Fifteen young women from the Pearls and Seamoon areas in St Andrew are benefitting from a project undertaken by the Grenada National Organisation of Women that will see them engaging in a trade that was traditional seen and accepted as an occupation for men.
Though at its halfway point, the Organisation officially launched a Basic Carpentry and Joinery Skills for Women Hurricane Shutters Project last week Friday with a mini exhibition at the Pearls Community Centre.
“This is a public and local community event organised to highlight successful outcomes and impact from a small-scale participatory development project designed and managed by our Project Team,” said GNOW President Bernadette “Molly” Bartholomew, who explained that this project was a dream of Executive Member Gloria Payne-Banfield.
The project which cost US$15,000 is being funded by the Direct Aid Program (DAP) of the Government of Australia, and facilitated by Carpentry and Joinery Artisans from NEWLO and the Pearls Community, is now at its midway point, and a wide selection of designed shutters were on display during the exhibition. The instructors are Eric Felix and Steve Batson.
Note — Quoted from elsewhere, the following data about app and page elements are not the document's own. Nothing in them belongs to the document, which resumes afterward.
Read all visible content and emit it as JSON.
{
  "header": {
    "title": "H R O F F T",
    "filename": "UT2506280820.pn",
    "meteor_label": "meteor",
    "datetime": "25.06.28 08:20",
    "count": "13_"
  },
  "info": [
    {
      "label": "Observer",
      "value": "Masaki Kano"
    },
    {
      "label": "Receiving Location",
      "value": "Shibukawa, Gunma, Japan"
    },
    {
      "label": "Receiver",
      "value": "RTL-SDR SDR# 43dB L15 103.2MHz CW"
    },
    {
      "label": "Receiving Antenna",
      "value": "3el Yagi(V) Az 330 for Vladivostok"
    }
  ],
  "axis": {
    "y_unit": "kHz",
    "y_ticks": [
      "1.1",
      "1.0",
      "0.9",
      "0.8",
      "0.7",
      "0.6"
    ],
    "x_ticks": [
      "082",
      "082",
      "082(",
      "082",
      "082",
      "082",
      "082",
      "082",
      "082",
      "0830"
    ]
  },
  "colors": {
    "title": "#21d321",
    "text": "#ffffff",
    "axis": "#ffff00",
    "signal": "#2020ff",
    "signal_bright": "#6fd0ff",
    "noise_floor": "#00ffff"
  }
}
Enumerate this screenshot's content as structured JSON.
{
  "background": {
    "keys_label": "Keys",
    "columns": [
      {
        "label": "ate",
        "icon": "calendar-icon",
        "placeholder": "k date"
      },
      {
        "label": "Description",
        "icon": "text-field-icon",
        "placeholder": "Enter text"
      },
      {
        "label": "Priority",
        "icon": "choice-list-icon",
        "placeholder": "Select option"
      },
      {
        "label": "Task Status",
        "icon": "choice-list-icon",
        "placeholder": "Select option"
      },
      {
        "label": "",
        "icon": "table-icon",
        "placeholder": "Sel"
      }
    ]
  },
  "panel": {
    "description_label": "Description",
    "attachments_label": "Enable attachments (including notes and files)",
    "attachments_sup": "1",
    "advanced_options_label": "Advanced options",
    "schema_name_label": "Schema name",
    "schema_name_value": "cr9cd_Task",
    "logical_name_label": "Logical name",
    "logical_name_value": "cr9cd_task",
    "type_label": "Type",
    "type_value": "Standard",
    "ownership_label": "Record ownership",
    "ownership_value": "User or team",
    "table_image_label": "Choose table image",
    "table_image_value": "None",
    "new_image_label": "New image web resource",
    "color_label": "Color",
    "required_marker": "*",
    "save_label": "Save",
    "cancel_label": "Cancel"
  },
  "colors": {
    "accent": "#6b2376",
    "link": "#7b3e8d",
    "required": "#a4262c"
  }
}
Community Development Minister Gregory Bowen who was at the time speaking in his capacity as Acting Prime Minister, described the project as one that pushes women beyond the traditional norms and puts them in the field where they can equally contribute towards the development of the construction industry.
He also gave a commitment that Government projects will be aiming to have a certain percentage of women attached to those projects, and women who have received the basic training in carpentry and joinery should make use of opportunities as they present themselves.
Project Manager at GNOW, Ms Lorice Pascal, said that the project is having its positive impact on those who participated. “Evidence of its success to date, is a sizeable number of saleable wooden hurricane shutters in elegant designs and beautiful finish, that the women have produced and are enthused about marketing to the wider public,” she said.
“In our capacity as implementers of the project, we see it as having great potential for economic viability in Grenada and as a means of livelihood for rural women in particular,” she adds.
The Grenada National Organization of Women said that it’s very proud of these early outcomes from an initiative rightly intended to economically empower young employed rural women from the Pearls and Seamoon communities and their environs. Even more, we are very pleased with evidence of its tremendous impact on the communities and among women of other communities who are increasingly voicing interest in the project and desire to participate in the near future.